START Data to use

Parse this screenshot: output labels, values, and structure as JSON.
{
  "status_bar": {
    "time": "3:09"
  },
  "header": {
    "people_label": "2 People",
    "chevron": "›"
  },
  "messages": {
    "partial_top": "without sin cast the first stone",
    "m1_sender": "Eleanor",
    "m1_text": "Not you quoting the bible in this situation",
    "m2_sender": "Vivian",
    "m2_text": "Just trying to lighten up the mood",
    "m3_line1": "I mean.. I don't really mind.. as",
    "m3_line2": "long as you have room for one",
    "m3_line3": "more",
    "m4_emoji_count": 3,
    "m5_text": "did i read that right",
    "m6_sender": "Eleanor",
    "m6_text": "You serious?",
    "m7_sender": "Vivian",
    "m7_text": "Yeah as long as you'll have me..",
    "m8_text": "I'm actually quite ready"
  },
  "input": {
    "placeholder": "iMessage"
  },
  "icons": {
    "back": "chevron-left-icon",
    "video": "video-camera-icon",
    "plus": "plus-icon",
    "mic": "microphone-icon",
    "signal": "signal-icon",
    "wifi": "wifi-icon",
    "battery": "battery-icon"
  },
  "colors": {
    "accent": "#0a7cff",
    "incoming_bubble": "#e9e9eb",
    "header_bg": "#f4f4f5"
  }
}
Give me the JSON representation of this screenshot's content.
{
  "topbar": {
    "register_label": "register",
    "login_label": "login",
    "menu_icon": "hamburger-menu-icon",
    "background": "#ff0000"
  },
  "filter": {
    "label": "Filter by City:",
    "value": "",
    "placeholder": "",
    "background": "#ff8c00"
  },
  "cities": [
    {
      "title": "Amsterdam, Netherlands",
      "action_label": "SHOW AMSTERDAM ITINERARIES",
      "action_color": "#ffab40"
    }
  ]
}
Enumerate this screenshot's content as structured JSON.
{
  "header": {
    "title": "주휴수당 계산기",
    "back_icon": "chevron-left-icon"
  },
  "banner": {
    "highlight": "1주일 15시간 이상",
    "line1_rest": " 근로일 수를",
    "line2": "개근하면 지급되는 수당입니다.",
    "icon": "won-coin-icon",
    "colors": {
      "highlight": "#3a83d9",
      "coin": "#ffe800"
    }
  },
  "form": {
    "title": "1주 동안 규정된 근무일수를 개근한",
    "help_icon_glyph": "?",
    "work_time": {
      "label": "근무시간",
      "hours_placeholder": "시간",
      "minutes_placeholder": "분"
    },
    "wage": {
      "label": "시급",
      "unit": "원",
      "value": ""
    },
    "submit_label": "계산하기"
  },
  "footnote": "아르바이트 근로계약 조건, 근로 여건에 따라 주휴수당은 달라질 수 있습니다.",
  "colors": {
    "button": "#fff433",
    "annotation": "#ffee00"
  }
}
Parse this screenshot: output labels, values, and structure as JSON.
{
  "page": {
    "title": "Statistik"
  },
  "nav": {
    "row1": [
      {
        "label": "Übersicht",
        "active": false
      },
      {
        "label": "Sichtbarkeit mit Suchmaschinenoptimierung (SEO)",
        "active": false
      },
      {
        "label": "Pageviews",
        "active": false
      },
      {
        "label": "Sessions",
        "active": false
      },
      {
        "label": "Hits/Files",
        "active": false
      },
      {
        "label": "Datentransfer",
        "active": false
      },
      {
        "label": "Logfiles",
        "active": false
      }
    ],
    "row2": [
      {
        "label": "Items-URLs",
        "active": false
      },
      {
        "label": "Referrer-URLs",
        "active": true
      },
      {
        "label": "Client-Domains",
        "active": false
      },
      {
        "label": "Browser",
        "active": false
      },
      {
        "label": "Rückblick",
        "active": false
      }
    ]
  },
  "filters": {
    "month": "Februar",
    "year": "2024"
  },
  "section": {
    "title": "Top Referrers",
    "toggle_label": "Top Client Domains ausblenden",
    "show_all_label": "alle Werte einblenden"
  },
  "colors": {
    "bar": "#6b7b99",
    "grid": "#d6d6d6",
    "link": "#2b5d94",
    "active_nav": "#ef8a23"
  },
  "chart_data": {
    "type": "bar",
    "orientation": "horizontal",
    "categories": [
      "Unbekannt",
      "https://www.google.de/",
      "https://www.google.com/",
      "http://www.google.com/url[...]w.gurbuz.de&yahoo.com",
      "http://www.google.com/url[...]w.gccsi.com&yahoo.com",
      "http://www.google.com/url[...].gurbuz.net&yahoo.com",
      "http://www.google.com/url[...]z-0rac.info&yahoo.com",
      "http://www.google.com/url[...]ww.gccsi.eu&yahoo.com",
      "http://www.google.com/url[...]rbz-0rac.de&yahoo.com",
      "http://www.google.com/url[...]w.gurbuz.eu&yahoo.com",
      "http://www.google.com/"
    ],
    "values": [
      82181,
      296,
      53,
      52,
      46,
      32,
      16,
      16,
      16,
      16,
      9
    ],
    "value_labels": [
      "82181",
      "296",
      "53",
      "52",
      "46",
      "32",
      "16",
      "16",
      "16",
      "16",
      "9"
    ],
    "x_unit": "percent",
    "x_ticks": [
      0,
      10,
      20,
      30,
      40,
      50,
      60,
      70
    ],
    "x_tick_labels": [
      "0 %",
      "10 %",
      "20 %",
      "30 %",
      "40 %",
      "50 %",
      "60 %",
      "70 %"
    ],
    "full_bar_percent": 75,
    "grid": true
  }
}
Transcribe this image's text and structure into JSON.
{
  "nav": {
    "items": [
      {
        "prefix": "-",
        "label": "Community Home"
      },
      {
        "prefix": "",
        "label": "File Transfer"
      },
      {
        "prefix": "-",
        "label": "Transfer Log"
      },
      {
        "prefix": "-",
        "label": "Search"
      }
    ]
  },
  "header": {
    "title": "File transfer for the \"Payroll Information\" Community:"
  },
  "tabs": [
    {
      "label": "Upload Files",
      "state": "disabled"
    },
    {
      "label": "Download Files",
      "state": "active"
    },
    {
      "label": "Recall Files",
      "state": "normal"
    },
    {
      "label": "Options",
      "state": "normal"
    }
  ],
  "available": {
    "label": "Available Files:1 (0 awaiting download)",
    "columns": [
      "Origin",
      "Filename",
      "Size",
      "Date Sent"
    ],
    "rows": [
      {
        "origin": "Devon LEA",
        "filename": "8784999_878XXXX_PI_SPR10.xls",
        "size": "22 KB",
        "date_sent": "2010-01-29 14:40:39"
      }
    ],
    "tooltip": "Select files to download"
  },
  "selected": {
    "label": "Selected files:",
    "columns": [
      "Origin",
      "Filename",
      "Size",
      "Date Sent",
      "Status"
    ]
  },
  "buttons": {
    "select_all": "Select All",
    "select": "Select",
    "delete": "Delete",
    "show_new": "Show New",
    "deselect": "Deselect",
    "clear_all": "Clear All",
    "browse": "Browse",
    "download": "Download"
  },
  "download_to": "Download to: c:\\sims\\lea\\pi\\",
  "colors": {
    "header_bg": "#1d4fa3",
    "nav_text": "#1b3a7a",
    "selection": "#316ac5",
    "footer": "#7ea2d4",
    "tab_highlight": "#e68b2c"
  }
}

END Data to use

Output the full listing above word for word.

Parse this screenshot: output labels, values, and structure as JSON.
{
  "status_bar": {
    "time": "3:09"
  },
  "header": {
    "people_label": "2 People",
    "chevron": "›"
  },
  "messages": {
    "partial_top": "without sin cast the first stone",
    "m1_sender": "Eleanor",
    "m1_text": "Not you quoting the bible in this situation",
    "m2_sender": "Vivian",
    "m2_text": "Just trying to lighten up the mood",
    "m3_line1": "I mean.. I don't really mind.. as",
    "m3_line2": "long as you have room for one",
    "m3_line3": "more",
    "m4_emoji_count": 3,
    "m5_text": "did i read that right",
    "m6_sender": "Eleanor",
    "m6_text": "You serious?",
    "m7_sender": "Vivian",
    "m7_text": "Yeah as long as you'll have me..",
    "m8_text": "I'm actually quite ready"
  },
  "input": {
    "placeholder": "iMessage"
  },
  "icons": {
    "back": "chevron-left-icon",
    "video": "video-camera-icon",
    "plus": "plus-icon",
    "mic": "microphone-icon",
    "signal": "signal-icon",
    "wifi": "wifi-icon",
    "battery": "battery-icon"
  },
  "colors": {
    "accent": "#0a7cff",
    "incoming_bubble": "#e9e9eb",
    "header_bg": "#f4f4f5"
  }
}
Give me the JSON representation of this screenshot's content.
{
  "topbar": {
    "register_label": "register",
    "login_label": "login",
    "menu_icon": "hamburger-menu-icon",
    "background": "#ff0000"
  },
  "filter": {
    "label": "Filter by City:",
    "value": "",
    "placeholder": "",
    "background": "#ff8c00"
  },
  "cities": [
    {
      "title": "Amsterdam, Netherlands",
      "action_label": "SHOW AMSTERDAM ITINERARIES",
      "action_color": "#ffab40"
    }
  ]
}
Enumerate this screenshot's content as structured JSON.
{
  "header": {
    "title": "주휴수당 계산기",
    "back_icon": "chevron-left-icon"
  },
  "banner": {
    "highlight": "1주일 15시간 이상",
    "line1_rest": " 근로일 수를",
    "line2": "개근하면 지급되는 수당입니다.",
    "icon": "won-coin-icon",
    "colors": {
      "highlight": "#3a83d9",
      "coin": "#ffe800"
    }
  },
  "form": {
    "title": "1주 동안 규정된 근무일수를 개근한",
    "help_icon_glyph": "?",
    "work_time": {
      "label": "근무시간",
      "hours_placeholder": "시간",
      "minutes_placeholder": "분"
    },
    "wage": {
      "label": "시급",
      "unit": "원",
      "value": ""
    },
    "submit_label": "계산하기"
  },
  "footnote": "아르바이트 근로계약 조건, 근로 여건에 따라 주휴수당은 달라질 수 있습니다.",
  "colors": {
    "button": "#fff433",
    "annotation": "#ffee00"
  }
}
Parse this screenshot: output labels, values, and structure as JSON.
{
  "page": {
    "title": "Statistik"
  },
  "nav": {
    "row1": [
      {
        "label": "Übersicht",
        "active": false
      },
      {
        "label": "Sichtbarkeit mit Suchmaschinenoptimierung (SEO)",
        "active": false
      },
      {
        "label": "Pageviews",
        "active": false
      },
      {
        "label": "Sessions",
        "active": false
      },
      {
        "label": "Hits/Files",
        "active": false
      },
      {
        "label": "Datentransfer",
        "active": false
      },
      {
        "label": "Logfiles",
        "active": false
      }
    ],
    "row2": [
      {
        "label": "Items-URLs",
        "active": false
      },
      {
        "label": "Referrer-URLs",
        "active": true
      },
      {
        "label": "Client-Domains",
        "active": false
      },
      {
        "label": "Browser",
        "active": false
      },
      {
        "label": "Rückblick",
        "active": false
      }
    ]
  },
  "filters": {
    "month": "Februar",
    "year": "2024"
  },
  "section": {
    "title": "Top Referrers",
    "toggle_label": "Top Client Domains ausblenden",
    "show_all_label": "alle Werte einblenden"
  },
  "colors": {
    "bar": "#6b7b99",
    "grid": "#d6d6d6",
    "link": "#2b5d94",
    "active_nav": "#ef8a23"
  },
  "chart_data": {
    "type": "bar",
    "orientation": "horizontal",
    "categories": [
      "Unbekannt",
      "https://www.google.de/",
      "https://www.google.com/",
      "http://www.google.com/url[...]w.gurbuz.de&yahoo.com",
      "http://www.google.com/url[...]w.gccsi.com&yahoo.com",
      "http://www.google.com/url[...].gurbuz.net&yahoo.com",
      "http://www.google.com/url[...]z-0rac.info&yahoo.com",
      "http://www.google.com/url[...]ww.gccsi.eu&yahoo.com",
      "http://www.google.com/url[...]rbz-0rac.de&yahoo.com",
      "http://www.google.com/url[...]w.gurbuz.eu&yahoo.com",
      "http://www.google.com/"
    ],
    "values": [
      82181,
      296,
      53,
      52,
      46,
      32,
      16,
      16,
      16,
      16,
      9
    ],
    "value_labels": [
      "82181",
      "296",
      "53",
      "52",
      "46",
      "32",
      "16",
      "16",
      "16",
      "16",
      "9"
    ],
    "x_unit": "percent",
    "x_ticks": [
      0,
      10,
      20,
      30,
      40,
      50,
      60,
      70
    ],
    "x_tick_labels": [
      "0 %",
      "10 %",
      "20 %",
      "30 %",
      "40 %",
      "50 %",
      "60 %",
      "70 %"
    ],
    "full_bar_percent": 75,
    "grid": true
  }
}
Transcribe this image's text and structure into JSON.
{
  "nav": {
    "items": [
      {
        "prefix": "-",
        "label": "Community Home"
      },
      {
        "prefix": "",
        "label": "File Transfer"
      },
      {
        "prefix": "-",
        "label": "Transfer Log"
      },
      {
        "prefix": "-",
        "label": "Search"
      }
    ]
  },
  "header": {
    "title": "File transfer for the \"Payroll Information\" Community:"
  },
  "tabs": [
    {
      "label": "Upload Files",
      "state": "disabled"
    },
    {
      "label": "Download Files",
      "state": "active"
    },
    {
      "label": "Recall Files",
      "state": "normal"
    },
    {
      "label": "Options",
      "state": "normal"
    }
  ],
  "available": {
    "label": "Available Files:1 (0 awaiting download)",
    "columns": [
      "Origin",
      "Filename",
      "Size",
      "Date Sent"
    ],
    "rows": [
      {
        "origin": "Devon LEA",
        "filename": "8784999_878XXXX_PI_SPR10.xls",
        "size": "22 KB",
        "date_sent": "2010-01-29 14:40:39"
      }
    ],
    "tooltip": "Select files to download"
  },
  "selected": {
    "label": "Selected files:",
    "columns": [
      "Origin",
      "Filename",
      "Size",
      "Date Sent",
      "Status"
    ]
  },
  "buttons": {
    "select_all": "Select All",
    "select": "Select",
    "delete": "Delete",
    "show_new": "Show New",
    "deselect": "Deselect",
    "clear_all": "Clear All",
    "browse": "Browse",
    "download": "Download"
  },
  "download_to": "Download to: c:\\sims\\lea\\pi\\",
  "colors": {
    "header_bg": "#1d4fa3",
    "nav_text": "#1b3a7a",
    "selection": "#316ac5",
    "footer": "#7ea2d4",
    "tab_highlight": "#e68b2c"
  }
}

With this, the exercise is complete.